Fixed privacy screens can assist staff with the difficult behaviors that are associated with Alzheimer’s and Dementia.
Dementia, and by extension Alzheimer’s Disease, is a progressive degeneration of the memory centers of the brain. Those afflicted slowly lose the ability to recall their short and long term memories, speak, and care for themselves. Their ability to perform basic activities of daily living becomes progressively impaired, leading eventually to institutionalization and death. Around 10% of all adults worldwide will go on to develop some form of the disease. While there are treatments that may slow down disease progression, there is no known cure.
Alzheimer’s Disease is the most common form of Dementia, making up between 50 – 70% of all cases. The cause of the disease is not known, but there does seem to be a strong genetic correlation. The disease generally affects those 65 years of age or older, though a small subset of cases (4-5%) experience an onset of the disease in their mid forties or early fifties. Those suffering from early onset versions of the disease experience a worse prognosis than those who experience a normal onset.

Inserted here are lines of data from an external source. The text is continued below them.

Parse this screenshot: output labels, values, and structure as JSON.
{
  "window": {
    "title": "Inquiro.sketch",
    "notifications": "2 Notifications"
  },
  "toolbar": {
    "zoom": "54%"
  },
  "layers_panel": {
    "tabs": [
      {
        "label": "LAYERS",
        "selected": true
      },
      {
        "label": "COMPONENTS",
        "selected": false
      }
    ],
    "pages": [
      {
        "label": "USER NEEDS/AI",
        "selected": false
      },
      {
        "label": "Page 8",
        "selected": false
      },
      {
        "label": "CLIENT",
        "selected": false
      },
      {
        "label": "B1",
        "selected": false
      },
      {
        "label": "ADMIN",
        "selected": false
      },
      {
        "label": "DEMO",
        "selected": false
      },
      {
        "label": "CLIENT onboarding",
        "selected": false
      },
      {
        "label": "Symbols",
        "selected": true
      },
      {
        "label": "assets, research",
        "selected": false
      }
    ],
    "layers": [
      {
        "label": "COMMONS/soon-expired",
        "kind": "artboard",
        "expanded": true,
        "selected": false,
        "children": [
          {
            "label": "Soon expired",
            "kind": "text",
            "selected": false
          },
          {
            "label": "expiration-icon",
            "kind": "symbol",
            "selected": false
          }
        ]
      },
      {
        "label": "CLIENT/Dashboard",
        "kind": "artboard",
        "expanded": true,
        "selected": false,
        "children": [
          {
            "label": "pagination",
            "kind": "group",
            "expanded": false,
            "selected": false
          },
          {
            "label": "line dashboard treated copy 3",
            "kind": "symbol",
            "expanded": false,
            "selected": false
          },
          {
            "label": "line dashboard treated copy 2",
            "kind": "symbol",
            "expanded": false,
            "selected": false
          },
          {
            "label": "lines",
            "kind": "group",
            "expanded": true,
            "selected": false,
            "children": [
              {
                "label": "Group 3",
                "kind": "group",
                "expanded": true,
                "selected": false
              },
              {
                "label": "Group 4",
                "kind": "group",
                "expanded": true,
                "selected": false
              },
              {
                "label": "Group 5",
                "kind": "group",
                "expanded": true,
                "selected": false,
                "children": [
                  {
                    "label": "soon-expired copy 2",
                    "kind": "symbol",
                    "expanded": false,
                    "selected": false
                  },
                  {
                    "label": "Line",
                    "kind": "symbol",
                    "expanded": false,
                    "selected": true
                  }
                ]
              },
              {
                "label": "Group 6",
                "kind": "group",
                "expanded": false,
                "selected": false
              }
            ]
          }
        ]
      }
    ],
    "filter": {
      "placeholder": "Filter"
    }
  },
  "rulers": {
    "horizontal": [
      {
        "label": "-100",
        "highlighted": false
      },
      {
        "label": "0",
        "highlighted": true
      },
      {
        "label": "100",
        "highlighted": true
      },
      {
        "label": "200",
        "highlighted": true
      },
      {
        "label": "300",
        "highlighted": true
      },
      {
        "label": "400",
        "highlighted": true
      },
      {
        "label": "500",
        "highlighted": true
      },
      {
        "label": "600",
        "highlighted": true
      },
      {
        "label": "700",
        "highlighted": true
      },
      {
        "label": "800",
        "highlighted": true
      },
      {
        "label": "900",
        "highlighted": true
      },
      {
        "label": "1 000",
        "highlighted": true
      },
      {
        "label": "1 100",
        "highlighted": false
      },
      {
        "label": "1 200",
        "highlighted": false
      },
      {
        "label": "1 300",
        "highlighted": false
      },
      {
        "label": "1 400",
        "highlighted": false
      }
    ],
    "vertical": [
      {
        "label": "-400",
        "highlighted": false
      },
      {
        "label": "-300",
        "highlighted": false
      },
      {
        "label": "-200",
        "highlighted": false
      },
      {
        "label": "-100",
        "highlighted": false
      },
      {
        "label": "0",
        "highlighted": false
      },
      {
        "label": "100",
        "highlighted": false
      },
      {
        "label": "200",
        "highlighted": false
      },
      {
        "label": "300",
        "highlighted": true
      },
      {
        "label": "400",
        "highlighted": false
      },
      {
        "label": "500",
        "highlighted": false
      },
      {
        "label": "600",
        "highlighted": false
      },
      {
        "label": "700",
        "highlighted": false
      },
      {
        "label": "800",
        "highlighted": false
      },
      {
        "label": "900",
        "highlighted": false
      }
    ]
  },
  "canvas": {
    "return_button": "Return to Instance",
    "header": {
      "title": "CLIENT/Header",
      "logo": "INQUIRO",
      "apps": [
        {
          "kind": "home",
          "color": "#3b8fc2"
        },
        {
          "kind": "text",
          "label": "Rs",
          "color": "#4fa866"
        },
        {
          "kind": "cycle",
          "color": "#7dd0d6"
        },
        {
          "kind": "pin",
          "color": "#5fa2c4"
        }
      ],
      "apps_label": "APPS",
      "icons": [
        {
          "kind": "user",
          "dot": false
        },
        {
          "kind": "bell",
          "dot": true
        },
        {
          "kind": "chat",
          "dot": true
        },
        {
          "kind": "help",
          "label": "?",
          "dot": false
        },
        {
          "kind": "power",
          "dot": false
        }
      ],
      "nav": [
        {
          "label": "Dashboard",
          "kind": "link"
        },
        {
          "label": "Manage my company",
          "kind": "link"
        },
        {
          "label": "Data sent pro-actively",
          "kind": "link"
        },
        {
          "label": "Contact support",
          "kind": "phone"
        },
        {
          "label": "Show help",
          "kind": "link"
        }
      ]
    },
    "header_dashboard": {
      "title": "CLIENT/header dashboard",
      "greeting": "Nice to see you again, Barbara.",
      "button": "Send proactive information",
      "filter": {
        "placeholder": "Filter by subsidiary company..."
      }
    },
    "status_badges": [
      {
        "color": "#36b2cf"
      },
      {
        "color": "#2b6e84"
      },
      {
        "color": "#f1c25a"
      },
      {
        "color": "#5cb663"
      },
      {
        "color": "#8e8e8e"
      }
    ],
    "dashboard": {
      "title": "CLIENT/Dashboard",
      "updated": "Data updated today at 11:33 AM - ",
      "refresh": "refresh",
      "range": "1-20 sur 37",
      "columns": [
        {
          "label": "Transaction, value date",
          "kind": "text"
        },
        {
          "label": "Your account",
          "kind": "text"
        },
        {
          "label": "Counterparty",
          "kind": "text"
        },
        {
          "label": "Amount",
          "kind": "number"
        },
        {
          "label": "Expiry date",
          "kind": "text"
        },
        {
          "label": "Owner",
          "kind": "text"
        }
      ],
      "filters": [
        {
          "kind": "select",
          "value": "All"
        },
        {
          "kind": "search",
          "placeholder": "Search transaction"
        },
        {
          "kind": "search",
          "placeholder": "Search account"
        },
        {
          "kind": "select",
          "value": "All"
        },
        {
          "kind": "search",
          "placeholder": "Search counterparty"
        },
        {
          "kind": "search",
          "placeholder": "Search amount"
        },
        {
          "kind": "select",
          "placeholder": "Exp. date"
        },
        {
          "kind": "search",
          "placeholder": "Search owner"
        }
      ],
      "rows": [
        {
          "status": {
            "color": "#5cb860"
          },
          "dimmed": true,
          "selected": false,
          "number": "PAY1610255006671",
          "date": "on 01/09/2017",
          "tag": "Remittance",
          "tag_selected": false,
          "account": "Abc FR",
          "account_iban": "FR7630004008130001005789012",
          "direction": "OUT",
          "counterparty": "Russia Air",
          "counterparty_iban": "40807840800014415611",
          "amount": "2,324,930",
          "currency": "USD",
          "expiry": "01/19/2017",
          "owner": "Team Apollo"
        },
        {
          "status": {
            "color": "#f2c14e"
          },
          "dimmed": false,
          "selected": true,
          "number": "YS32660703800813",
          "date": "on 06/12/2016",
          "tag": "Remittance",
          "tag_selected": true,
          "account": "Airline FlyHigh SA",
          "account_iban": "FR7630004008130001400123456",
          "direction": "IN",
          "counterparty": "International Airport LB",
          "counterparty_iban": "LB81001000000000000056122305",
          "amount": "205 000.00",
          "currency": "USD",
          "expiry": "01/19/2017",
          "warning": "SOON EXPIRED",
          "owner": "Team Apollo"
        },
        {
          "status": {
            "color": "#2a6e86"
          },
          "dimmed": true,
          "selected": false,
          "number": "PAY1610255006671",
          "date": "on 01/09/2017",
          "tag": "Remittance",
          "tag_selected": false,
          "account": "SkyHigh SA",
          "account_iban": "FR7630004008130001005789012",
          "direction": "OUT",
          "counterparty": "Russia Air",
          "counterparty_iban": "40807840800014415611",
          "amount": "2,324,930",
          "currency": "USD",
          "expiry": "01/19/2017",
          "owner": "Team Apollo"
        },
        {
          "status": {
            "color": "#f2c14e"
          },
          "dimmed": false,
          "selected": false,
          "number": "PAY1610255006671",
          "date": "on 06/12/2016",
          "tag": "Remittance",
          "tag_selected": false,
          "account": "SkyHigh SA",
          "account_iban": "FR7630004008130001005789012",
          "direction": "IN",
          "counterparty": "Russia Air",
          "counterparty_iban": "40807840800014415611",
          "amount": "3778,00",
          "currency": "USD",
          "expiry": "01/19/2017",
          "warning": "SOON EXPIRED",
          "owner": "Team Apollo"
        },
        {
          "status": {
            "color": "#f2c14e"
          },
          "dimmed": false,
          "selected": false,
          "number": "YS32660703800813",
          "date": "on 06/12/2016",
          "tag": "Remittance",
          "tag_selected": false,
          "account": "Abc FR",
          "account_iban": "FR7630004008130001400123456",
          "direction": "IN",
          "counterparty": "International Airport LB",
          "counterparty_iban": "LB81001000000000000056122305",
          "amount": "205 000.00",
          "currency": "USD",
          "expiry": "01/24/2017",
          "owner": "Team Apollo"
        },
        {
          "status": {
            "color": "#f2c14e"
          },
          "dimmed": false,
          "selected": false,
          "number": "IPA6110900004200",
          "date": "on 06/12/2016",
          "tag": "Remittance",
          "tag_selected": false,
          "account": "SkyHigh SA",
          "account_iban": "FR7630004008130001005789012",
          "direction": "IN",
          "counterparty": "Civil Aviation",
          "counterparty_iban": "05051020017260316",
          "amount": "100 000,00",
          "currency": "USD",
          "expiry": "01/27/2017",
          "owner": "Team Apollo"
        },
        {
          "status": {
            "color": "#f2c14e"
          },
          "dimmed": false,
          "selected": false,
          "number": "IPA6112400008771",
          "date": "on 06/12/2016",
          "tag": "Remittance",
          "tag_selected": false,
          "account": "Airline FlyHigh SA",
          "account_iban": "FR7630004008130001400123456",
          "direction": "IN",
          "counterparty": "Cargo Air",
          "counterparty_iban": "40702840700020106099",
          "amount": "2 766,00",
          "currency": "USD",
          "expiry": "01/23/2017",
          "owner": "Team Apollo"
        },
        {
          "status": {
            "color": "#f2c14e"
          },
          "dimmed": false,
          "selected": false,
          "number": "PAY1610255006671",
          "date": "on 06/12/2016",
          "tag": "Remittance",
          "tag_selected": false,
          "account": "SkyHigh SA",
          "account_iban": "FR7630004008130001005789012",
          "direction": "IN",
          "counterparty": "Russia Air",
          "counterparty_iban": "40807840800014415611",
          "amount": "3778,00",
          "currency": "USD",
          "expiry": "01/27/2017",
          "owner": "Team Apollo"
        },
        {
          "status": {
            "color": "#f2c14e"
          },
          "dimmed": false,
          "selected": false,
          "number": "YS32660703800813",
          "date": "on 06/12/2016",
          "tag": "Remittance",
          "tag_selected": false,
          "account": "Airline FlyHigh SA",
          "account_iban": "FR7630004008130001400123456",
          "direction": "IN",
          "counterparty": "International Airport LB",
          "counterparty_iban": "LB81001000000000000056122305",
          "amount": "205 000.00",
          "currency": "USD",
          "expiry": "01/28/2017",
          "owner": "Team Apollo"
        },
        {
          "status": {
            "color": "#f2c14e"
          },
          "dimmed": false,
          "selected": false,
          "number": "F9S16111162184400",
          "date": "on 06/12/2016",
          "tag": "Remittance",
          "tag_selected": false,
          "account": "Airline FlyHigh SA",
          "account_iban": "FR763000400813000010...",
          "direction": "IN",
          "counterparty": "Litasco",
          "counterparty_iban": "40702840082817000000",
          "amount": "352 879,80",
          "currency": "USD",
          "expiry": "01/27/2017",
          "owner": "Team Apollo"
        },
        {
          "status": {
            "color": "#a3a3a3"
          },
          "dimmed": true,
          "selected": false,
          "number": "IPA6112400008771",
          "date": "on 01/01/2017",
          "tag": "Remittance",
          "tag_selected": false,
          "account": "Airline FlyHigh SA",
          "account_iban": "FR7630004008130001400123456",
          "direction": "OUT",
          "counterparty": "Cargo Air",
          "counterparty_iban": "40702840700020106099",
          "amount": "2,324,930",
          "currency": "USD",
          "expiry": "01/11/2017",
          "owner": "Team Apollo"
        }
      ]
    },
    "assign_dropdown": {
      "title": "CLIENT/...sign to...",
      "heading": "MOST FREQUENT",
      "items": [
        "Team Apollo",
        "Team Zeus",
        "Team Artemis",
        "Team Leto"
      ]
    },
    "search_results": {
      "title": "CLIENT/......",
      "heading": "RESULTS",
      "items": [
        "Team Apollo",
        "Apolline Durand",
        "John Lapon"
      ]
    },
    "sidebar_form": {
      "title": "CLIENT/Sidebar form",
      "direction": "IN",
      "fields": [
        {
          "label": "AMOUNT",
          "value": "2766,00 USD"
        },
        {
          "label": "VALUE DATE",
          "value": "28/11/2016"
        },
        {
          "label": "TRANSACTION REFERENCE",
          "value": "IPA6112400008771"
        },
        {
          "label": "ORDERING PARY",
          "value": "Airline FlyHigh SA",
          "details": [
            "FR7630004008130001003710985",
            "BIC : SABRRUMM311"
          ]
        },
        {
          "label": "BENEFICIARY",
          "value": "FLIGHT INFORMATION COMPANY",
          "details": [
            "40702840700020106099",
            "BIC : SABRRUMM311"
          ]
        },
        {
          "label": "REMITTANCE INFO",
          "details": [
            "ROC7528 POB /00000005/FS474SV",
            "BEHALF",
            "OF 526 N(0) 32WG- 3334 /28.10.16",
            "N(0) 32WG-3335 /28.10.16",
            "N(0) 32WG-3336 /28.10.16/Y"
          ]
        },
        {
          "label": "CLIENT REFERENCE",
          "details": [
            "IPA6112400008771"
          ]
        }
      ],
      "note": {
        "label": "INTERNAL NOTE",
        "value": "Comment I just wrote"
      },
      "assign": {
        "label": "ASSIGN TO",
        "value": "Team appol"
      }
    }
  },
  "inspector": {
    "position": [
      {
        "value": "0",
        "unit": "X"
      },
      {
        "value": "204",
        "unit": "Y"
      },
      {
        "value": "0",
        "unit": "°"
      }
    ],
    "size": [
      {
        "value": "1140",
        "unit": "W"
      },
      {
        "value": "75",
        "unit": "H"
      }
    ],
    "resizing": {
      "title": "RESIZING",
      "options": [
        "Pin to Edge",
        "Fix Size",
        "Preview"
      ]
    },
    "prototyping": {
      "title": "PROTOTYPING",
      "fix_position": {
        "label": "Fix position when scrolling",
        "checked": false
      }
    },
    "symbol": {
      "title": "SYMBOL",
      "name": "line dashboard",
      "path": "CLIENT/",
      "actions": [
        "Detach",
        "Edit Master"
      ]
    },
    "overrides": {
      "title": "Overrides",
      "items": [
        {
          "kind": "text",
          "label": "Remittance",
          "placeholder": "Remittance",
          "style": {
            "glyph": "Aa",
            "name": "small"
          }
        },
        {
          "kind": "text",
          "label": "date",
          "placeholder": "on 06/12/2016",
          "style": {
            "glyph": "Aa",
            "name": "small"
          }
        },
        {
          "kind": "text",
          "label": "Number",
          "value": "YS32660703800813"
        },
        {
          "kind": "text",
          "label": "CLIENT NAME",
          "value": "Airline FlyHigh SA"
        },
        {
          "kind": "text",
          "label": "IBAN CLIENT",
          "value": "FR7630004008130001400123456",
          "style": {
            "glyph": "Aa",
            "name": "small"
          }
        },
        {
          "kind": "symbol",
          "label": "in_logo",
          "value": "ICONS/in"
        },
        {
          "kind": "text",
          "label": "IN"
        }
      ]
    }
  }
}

The first symptoms of Alzheimer’s Disease and other forms of Dementia are almost universally ascribed to stress, illness, or normal ageing. It is important to remember that cognitive impairments are not a part of normal ageing. Short term memory is one of the earliest executive functions affected by the disease process, and can quickly and significantly impair one from performing their activities of daily living. Mild Cognitive Impairment is one of the first diagnoses that an individual can be given prior to a formal diagnosis of Alzheimer’s Disease or other forms of Dementia.
Short term memory loss associated with Mild Cognitive Impairment (MCI) generally progresses over the course of two to three years to clinical symptoms of early stage Alzheimer’s Disease or Dementia. A decreasing vocabulary and issues with recalling language and syntax are one of the tell tale signs that lead to a definitive diagnosis of the disease. While a person at this stage does have significant impairments, they may be able to live independently or with some minor assistance from family or other caregivers.
Alzheimer’s Disease is a progressive disorder however, and while some medications may be able to give the appearance of slowing the disease progression down, nothing can stop it in its entirety. Those with the disease will experience a progressive loss of short and long term memory, executive function, and ability to care for themselves. They may also lose the ability to be continent, to the great distress of family. Eventually, those with the disorder will be entirely dependent on others for their activities of daily living, mobility, and nutrition. Soon after this occurs, those with Alzheimer’s Disease may aspirate their food. They often pass away due to pneumonia or infection rather than the disease itself.
Alzheimer’s Disease and Dementia can play a tremendous role in family and end of life strain. Caregivers can often feel as though they are invisible and beholden to their rapidly declining family member, leading to the phenomenon of caregiver burnout. Between the lost productivity of those affected by the disease and their associated caregivers, Alzheimer’s costs the American economy approximately 100 billion dollars annually. Families may find themselves under financial strain as well as emotional as their loved one deteriorates. This most often resolves itself in the institutionalization of the affected individual when families can no longer reasonably care for them.
Those who are institutionalized with the disorder are at a higher risk of behavioral disturbances and an increased mortality rate. There are a multitude of reasons for this, with one of the primary causes being an increase in confusion among institutionalized residents of long term care homes with Alzheimer’s Disease and Dementia. Behavioral and psychological issues are common to those in the mid to late stages of the disease, where institutionalization generally occurs. The shock and confusion of losing ones home and independence can exacerbate these pre-existing problems and may lead to the genesis of further behavioral issues or symptoms of depression or despair. Wandering and aggression are common as well, and may be dangerous for the person with Alzheimer’s or Dementia, staff, or the community at large.
Caregivers and healthcare staff can develop a plan to ameliorate the behavioral effects of mid to late stage Alzheimer’s or Dementia. One such method includes the use of fixed privacy screens on locked or open dementia care units. Fixed privacy screens can be deployed with imagery printed on them that can be calming to those with Alzheimer’s and Dementia. Fixed privacy screens can do this through the use of evidence based art design. Images printed on the screens can evoke feelings of calm and peace in those afflicted by Alzheimer’s and Dementia.
Fixed privacy screens can replace traditional hospital privacy curtains in resident’s rooms. Depending on the package that the resident or their substitute decision maker have chosen for their care, screens in the rooms of residents can be printed with imagery that reminds the resident of their former life. An easy example of this can be a photograph of the resident’s former bedroom, kitchen, or living area. This can serve to make the resident feel more at home when they are going through a period of confusion, and may reduce their propensity towards wandering. It may also serve to improve their overall mental health by reducing feelings of helplessness and depression. Fixed privacy screens can also serve as a safer alternative to traditional hospital privacy curtains, both in their role in reducing hospital acquired infections and in their overall inability to be moved by residents by mistake.
Fixed privacy screens can help your Alzheimer’s/Dementia or long term care unit. Learn more by contacting us today.